Buddy and Julie Miller, Breakdown on 20th Avenue South (New West Records) – This multi-Grammy-winning, folk-rock couple vanished for a decade while Julie fought a chronic disease, but they are back in audacious form. The new studio work features snarling rock dished out in a Southern twang, and lyrics that are downright transcendent, particularly in the closing “Storm of Kisses.”
Madonna, Madame X (Interscope) – Given her irregular television and stage appearances in recent months, Madonna could have made a much worse studio album than the surreal globe-hopping concept album here. Critics might perceive Madame X as a superficial romp through Latin American styles, but Madonna weaving a playful mystery tale offers far more choice moments than her recent albums that tried to reclaim sexuality in her sixth decade.

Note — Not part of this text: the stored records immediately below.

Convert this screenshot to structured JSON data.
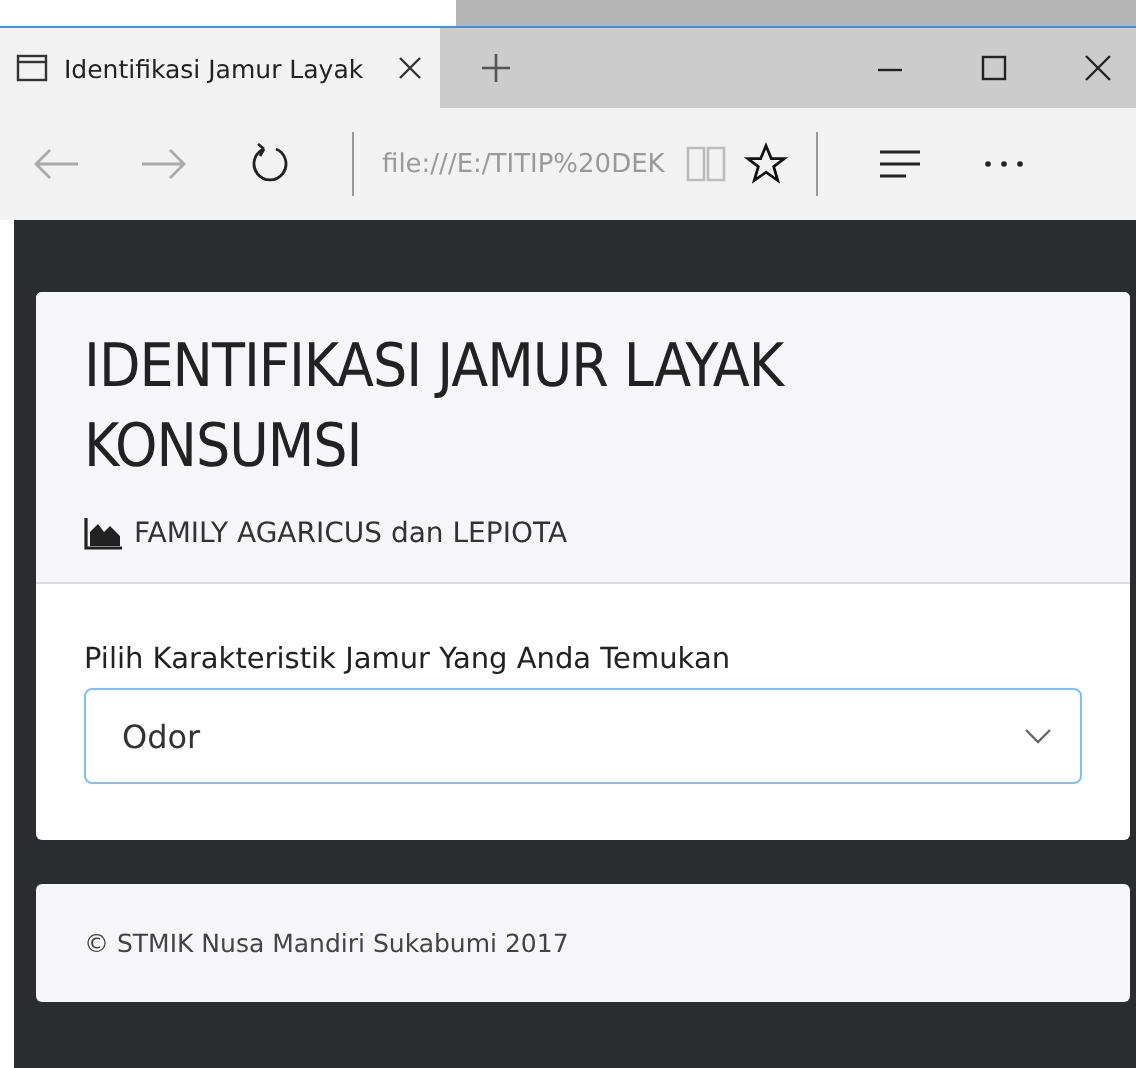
{
  "browser": {
    "tab_title": "Identifikasi Jamur Layak",
    "address": "file:///E:/TITIP%20DEK"
  },
  "card": {
    "title": "IDENTIFIKASI JAMUR LAYAK KONSUMSI",
    "subtitle": "FAMILY AGARICUS dan LEPIOTA",
    "label": "Pilih Karakteristik Jamur Yang Anda Temukan",
    "select_value": "Odor"
  },
  "footer": {
    "text": "© STMIK Nusa Mandiri Sukabumi 2017"
  }
}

Mindi Abair and the Boneshakers, No Good Deed (Pretty Good for a Girl Records) – In the midst of women’s blues-rock releases that rely on predictable riffs, Abair’s third album with the Boneshakers band bursts with hints of the best moments from artists like Elle King, Bonnie Raitt and even The Black Keys, yet Abair sustains the energy longer than any of them. The 10 songs chosen for the album, most Abair originals, do not suffer from a single weak cut, and the fact that the lead vocalist plays saxophone means her insane sax riffs are not mixed down in the engineering.